** Opening DATA FOR PROCESSING block **

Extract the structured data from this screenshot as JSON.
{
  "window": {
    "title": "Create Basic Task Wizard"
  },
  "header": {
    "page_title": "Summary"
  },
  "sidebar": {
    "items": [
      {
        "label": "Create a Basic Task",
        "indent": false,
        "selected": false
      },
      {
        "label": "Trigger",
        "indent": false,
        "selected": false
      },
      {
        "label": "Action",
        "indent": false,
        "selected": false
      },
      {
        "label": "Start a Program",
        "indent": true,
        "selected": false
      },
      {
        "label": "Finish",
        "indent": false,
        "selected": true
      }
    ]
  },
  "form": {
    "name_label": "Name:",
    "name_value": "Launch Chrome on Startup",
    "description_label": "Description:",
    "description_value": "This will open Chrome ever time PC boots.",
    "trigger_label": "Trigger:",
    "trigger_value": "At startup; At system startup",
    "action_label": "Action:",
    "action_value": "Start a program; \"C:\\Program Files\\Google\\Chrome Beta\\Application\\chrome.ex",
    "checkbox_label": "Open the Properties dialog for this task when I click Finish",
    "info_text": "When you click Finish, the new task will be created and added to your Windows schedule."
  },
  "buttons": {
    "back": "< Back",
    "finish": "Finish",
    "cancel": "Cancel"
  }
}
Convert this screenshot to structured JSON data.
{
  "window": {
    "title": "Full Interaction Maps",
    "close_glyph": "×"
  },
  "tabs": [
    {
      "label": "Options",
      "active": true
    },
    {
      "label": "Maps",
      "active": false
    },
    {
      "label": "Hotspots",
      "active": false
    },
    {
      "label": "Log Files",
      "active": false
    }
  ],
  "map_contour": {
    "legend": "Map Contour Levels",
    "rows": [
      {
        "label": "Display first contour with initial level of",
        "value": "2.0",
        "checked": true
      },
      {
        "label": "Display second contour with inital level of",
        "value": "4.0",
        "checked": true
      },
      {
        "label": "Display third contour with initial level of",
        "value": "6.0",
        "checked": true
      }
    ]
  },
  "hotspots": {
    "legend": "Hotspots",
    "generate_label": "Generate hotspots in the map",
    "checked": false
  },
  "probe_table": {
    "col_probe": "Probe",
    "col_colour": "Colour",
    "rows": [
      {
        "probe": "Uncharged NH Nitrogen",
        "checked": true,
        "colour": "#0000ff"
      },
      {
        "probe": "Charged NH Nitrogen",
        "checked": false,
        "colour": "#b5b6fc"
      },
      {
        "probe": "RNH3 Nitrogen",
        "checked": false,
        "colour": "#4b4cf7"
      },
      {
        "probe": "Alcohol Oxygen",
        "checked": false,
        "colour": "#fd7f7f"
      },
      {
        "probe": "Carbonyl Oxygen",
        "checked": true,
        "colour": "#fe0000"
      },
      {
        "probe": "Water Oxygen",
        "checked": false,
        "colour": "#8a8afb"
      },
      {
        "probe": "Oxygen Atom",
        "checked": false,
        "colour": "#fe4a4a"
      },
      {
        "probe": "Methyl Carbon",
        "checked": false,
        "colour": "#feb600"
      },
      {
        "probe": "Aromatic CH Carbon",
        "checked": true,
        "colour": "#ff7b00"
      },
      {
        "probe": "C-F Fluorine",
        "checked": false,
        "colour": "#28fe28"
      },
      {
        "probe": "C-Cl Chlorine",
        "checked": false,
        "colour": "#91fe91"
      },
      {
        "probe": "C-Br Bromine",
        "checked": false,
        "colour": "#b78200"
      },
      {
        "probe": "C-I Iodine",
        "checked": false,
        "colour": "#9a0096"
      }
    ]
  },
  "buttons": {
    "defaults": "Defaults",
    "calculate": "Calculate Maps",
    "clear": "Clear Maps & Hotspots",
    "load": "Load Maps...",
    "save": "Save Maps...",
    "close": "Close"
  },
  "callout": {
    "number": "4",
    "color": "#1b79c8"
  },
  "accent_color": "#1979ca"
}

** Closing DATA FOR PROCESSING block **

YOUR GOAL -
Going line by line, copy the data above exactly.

REPLY -
Extract the structured data from this screenshot as JSON.
{
  "window": {
    "title": "Create Basic Task Wizard"
  },
  "header": {
    "page_title": "Summary"
  },
  "sidebar": {
    "items": [
      {
        "label": "Create a Basic Task",
        "indent": false,
        "selected": false
      },
      {
        "label": "Trigger",
        "indent": false,
        "selected": false
      },
      {
        "label": "Action",
        "indent": false,
        "selected": false
      },
      {
        "label": "Start a Program",
        "indent": true,
        "selected": false
      },
      {
        "label": "Finish",
        "indent": false,
        "selected": true
      }
    ]
  },
  "form": {
    "name_label": "Name:",
    "name_value": "Launch Chrome on Startup",
    "description_label": "Description:",
    "description_value": "This will open Chrome ever time PC boots.",
    "trigger_label": "Trigger:",
    "trigger_value": "At startup; At system startup",
    "action_label": "Action:",
    "action_value": "Start a program; \"C:\\Program Files\\Google\\Chrome Beta\\Application\\chrome.ex",
    "checkbox_label": "Open the Properties dialog for this task when I click Finish",
    "info_text": "When you click Finish, the new task will be created and added to your Windows schedule."
  },
  "buttons": {
    "back": "< Back",
    "finish": "Finish",
    "cancel": "Cancel"
  }
}
Convert this screenshot to structured JSON data.
{
  "window": {
    "title": "Full Interaction Maps",
    "close_glyph": "×"
  },
  "tabs": [
    {
      "label": "Options",
      "active": true
    },
    {
      "label": "Maps",
      "active": false
    },
    {
      "label": "Hotspots",
      "active": false
    },
    {
      "label": "Log Files",
      "active": false
    }
  ],
  "map_contour": {
    "legend": "Map Contour Levels",
    "rows": [
      {
        "label": "Display first contour with initial level of",
        "value": "2.0",
        "checked": true
      },
      {
        "label": "Display second contour with inital level of",
        "value": "4.0",
        "checked": true
      },
      {
        "label": "Display third contour with initial level of",
        "value": "6.0",
        "checked": true
      }
    ]
  },
  "hotspots": {
    "legend": "Hotspots",
    "generate_label": "Generate hotspots in the map",
    "checked": false
  },
  "probe_table": {
    "col_probe": "Probe",
    "col_colour": "Colour",
    "rows": [
      {
        "probe": "Uncharged NH Nitrogen",
        "checked": true,
        "colour": "#0000ff"
      },
      {
        "probe": "Charged NH Nitrogen",
        "checked": false,
        "colour": "#b5b6fc"
      },
      {
        "probe": "RNH3 Nitrogen",
        "checked": false,
        "colour": "#4b4cf7"
      },
      {
        "probe": "Alcohol Oxygen",
        "checked": false,
        "colour": "#fd7f7f"
      },
      {
        "probe": "Carbonyl Oxygen",
        "checked": true,
        "colour": "#fe0000"
      },
      {
        "probe": "Water Oxygen",
        "checked": false,
        "colour": "#8a8afb"
      },
      {
        "probe": "Oxygen Atom",
        "checked": false,
        "colour": "#fe4a4a"
      },
      {
        "probe": "Methyl Carbon",
        "checked": false,
        "colour": "#feb600"
      },
      {
        "probe": "Aromatic CH Carbon",
        "checked": true,
        "colour": "#ff7b00"
      },
      {
        "probe": "C-F Fluorine",
        "checked": false,
        "colour": "#28fe28"
      },
      {
        "probe": "C-Cl Chlorine",
        "checked": false,
        "colour": "#91fe91"
      },
      {
        "probe": "C-Br Bromine",
        "checked": false,
        "colour": "#b78200"
      },
      {
        "probe": "C-I Iodine",
        "checked": false,
        "colour": "#9a0096"
      }
    ]
  },
  "buttons": {
    "defaults": "Defaults",
    "calculate": "Calculate Maps",
    "clear": "Clear Maps & Hotspots",
    "load": "Load Maps...",
    "save": "Save Maps...",
    "close": "Close"
  },
  "callout": {
    "number": "4",
    "color": "#1b79c8"
  },
  "accent_color": "#1979ca"
}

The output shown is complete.